● WHAT YOU NEED TO DO
All of the data should be restated word for word, with the pictures omitted.

-- SUPPLIED DATA follows --

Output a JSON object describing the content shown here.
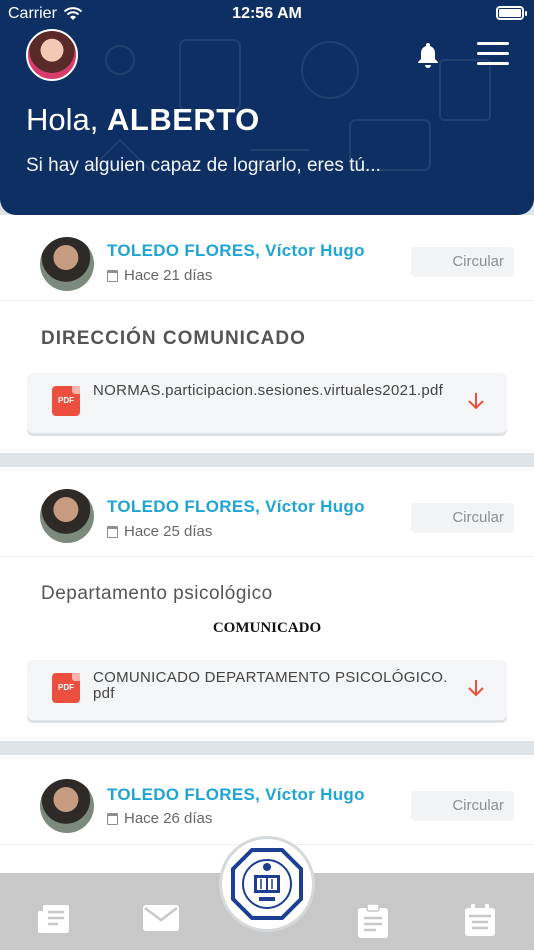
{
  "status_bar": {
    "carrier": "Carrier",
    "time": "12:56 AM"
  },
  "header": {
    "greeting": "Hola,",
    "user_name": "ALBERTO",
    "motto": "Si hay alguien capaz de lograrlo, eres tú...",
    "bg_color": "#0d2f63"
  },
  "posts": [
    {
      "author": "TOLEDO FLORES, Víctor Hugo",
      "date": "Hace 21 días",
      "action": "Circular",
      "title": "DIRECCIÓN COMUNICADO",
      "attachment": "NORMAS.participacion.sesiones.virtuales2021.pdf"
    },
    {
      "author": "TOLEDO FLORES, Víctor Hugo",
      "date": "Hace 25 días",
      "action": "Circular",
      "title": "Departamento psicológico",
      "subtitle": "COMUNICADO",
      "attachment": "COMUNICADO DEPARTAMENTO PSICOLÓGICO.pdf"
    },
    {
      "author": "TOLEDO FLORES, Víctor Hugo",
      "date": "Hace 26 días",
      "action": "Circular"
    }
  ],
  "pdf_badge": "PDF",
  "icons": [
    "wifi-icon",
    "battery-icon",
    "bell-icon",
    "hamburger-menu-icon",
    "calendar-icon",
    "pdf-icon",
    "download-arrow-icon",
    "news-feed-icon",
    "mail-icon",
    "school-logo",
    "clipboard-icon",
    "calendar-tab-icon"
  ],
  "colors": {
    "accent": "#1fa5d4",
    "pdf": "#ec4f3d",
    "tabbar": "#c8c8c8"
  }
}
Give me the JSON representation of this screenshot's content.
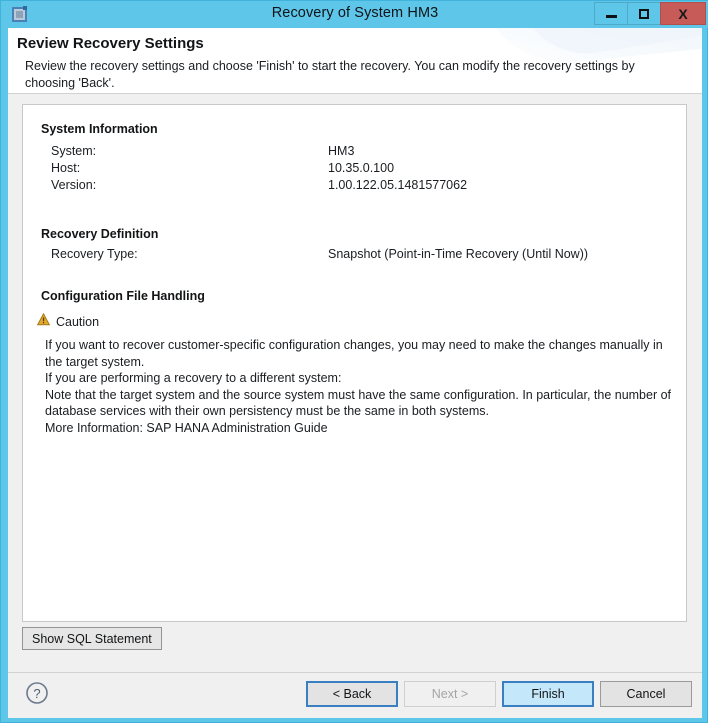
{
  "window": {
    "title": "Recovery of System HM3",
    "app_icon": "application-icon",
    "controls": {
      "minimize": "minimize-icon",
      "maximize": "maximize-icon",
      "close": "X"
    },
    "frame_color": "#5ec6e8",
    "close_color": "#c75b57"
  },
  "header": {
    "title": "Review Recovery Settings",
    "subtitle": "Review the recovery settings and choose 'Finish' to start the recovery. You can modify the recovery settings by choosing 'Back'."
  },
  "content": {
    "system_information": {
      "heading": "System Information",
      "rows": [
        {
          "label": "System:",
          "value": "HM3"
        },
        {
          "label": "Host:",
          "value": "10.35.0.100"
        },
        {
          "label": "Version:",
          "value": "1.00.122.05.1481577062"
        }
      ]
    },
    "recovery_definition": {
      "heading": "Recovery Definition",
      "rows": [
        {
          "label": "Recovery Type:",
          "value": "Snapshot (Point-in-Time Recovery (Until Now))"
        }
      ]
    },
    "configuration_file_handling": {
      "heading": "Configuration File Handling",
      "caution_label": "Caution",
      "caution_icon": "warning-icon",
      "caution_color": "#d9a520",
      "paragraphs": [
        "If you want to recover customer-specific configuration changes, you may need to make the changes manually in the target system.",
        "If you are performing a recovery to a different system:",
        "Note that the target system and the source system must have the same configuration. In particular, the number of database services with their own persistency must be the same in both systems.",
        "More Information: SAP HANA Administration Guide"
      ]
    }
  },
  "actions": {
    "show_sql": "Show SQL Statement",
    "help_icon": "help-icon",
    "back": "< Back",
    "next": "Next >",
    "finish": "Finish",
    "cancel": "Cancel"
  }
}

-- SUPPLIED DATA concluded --

● RESPONSE AREA
Output a JSON object describing the content shown here.
{
  "status_bar": {
    "carrier": "Carrier",
    "time": "12:56 AM"
  },
  "header": {
    "greeting": "Hola,",
    "user_name": "ALBERTO",
    "motto": "Si hay alguien capaz de lograrlo, eres tú...",
    "bg_color": "#0d2f63"
  },
  "posts": [
    {
      "author": "TOLEDO FLORES, Víctor Hugo",
      "date": "Hace 21 días",
      "action": "Circular",
      "title": "DIRECCIÓN COMUNICADO",
      "attachment": "NORMAS.participacion.sesiones.virtuales2021.pdf"
    },
    {
      "author": "TOLEDO FLORES, Víctor Hugo",
      "date": "Hace 25 días",
      "action": "Circular",
      "title": "Departamento psicológico",
      "subtitle": "COMUNICADO",
      "attachment": "COMUNICADO DEPARTAMENTO PSICOLÓGICO.pdf"
    },
    {
      "author": "TOLEDO FLORES, Víctor Hugo",
      "date": "Hace 26 días",
      "action": "Circular"
    }
  ],
  "pdf_badge": "PDF",
  "icons": [
    "wifi-icon",
    "battery-icon",
    "bell-icon",
    "hamburger-menu-icon",
    "calendar-icon",
    "pdf-icon",
    "download-arrow-icon",
    "news-feed-icon",
    "mail-icon",
    "school-logo",
    "clipboard-icon",
    "calendar-tab-icon"
  ],
  "colors": {
    "accent": "#1fa5d4",
    "pdf": "#ec4f3d",
    "tabbar": "#c8c8c8"
  }
}
Give me the JSON representation of this screenshot's content.
{
  "window": {
    "title": "Recovery of System HM3",
    "app_icon": "application-icon",
    "controls": {
      "minimize": "minimize-icon",
      "maximize": "maximize-icon",
      "close": "X"
    },
    "frame_color": "#5ec6e8",
    "close_color": "#c75b57"
  },
  "header": {
    "title": "Review Recovery Settings",
    "subtitle": "Review the recovery settings and choose 'Finish' to start the recovery. You can modify the recovery settings by choosing 'Back'."
  },
  "content": {
    "system_information": {
      "heading": "System Information",
      "rows": [
        {
          "label": "System:",
          "value": "HM3"
        },
        {
          "label": "Host:",
          "value": "10.35.0.100"
        },
        {
          "label": "Version:",
          "value": "1.00.122.05.1481577062"
        }
      ]
    },
    "recovery_definition": {
      "heading": "Recovery Definition",
      "rows": [
        {
          "label": "Recovery Type:",
          "value": "Snapshot (Point-in-Time Recovery (Until Now))"
        }
      ]
    },
    "configuration_file_handling": {
      "heading": "Configuration File Handling",
      "caution_label": "Caution",
      "caution_icon": "warning-icon",
      "caution_color": "#d9a520",
      "paragraphs": [
        "If you want to recover customer-specific configuration changes, you may need to make the changes manually in the target system.",
        "If you are performing a recovery to a different system:",
        "Note that the target system and the source system must have the same configuration. In particular, the number of database services with their own persistency must be the same in both systems.",
        "More Information: SAP HANA Administration Guide"
      ]
    }
  },
  "actions": {
    "show_sql": "Show SQL Statement",
    "help_icon": "help-icon",
    "back": "< Back",
    "next": "Next >",
    "finish": "Finish",
    "cancel": "Cancel"
  }
}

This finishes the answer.